Now she’s pushing her older teammates for one of the four starting spots that the U.S. gets for the Feb. 12 downhill at the world championships in St. Moritz, Switzerland. Johnson is the youngest of the 23 racers — men and women — that U.S. coaches selected for worlds. And if she keeps progressing, she could be an athlete to watch at next year’s Pyeongchang Olympics.

Johnson is highly teachable and realizes where her weaknesses are.

“I don’t have the same technique as a person like Lindsey or a person like Mikaela (Shiffrin),” Johnson said. “I don’t stand over the skis quite as well yet and I don’t move as cleanly in between the turns so I try to work on that and focus on that for race day.”

Training with Vonn helps.

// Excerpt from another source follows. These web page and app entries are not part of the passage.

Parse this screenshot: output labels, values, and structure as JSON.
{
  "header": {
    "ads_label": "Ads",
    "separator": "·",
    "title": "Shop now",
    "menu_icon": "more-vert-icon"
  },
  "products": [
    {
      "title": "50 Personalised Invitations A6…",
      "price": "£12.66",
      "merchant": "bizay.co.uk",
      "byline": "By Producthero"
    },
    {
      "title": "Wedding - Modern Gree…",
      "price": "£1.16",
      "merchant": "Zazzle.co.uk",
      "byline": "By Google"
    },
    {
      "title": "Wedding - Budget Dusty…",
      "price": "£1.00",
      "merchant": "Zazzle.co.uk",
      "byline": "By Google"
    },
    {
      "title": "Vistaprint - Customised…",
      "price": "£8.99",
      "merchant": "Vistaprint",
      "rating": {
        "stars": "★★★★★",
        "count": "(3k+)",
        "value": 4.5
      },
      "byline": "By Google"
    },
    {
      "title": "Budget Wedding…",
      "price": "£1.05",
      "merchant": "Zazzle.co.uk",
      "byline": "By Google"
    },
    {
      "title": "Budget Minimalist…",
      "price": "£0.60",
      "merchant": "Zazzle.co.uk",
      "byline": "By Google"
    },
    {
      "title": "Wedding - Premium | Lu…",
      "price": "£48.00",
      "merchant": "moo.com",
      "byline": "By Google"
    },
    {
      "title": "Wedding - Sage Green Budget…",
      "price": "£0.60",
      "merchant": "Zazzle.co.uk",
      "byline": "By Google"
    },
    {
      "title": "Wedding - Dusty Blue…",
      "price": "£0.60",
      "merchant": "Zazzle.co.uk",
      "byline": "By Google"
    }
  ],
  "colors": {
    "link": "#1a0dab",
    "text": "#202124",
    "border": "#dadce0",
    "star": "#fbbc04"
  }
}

“When you’re training with Lindsey you know where the bar is, you know where you need to be,” Johnson said. “Even besides Lindsey there’s a lot of people who have a lot of different skills on the team who can bring their piece of the puzzle in. Laurenne (Ross) is a really good technical skier, Stacey (Cook) is a great glider, Jackie (Wiles) is a hard-core charger.”

U.S. speed coach Alberto Senigagliesi, who is Italian, likes to compare Johnson to Dominik Paris, the Italian who won the classic Hahnenkamm downhill in Kitzbuehel, Austria, earlier this month for the second time.

Paris is a big, muscular, hard-charging, old-school downhiller who makes up for what he lacks in technique with aggression.

“The way Breezy handles the speed with her feet and lets the skis run through the turns without using the edges remind me of Dominik,” said Senigagliesi, who coached Paris for three years. “She’s always seeking the fall line.

“She always has her best run in the race, which is the key in our sport,” Senigagliesi added. “She’s a race horse and she has the mind of a champion.”

While Johnson is not quite as big as Vonn, she is quite powerful.

“If she continues to work at it she could really have an imposing physique, which can make the difference in women’s skiing,” Senigagliesi said.

Johnson first got on skis at the age of three in the driveway of her home in Victor, Idaho.

“We have a little pitch on our driveway and we had some little skis that were left over from when my brother learned to ski,” she said. “That’s how you learn to stand on two sticks.”

Johnson’s father was a racer and her first coach.

She learned to race in Jackson Hole, Wyoming, just over the border from her home in Idaho. Johnson spent weeknights training under the lights of Snow King on hard and icy conditions then ripped through powder on the weekends at Jackson Hole Mountain Resort.

Johnson was a “huge” fan of Bode Miller and also admired Vonn and Julia Mancuso.

She was named Breezy after her grandmother’s neighbor, although her ski technician calls her “bresaola,” after the dried, Italian beef.

“It kind of sounds like Breezy and he think it’s really fine meat that’s really muscular,” Johnson explained.

Off the slopes, Johnson is chatty and giggly.

“She knows everything about everything, from politics to gossip. And in skiing she has all the rules memorized,” Senigagliesi said. “For the most she’s fairly reserved but once she starts talking she doesn’t stop.”

Just like her skiing.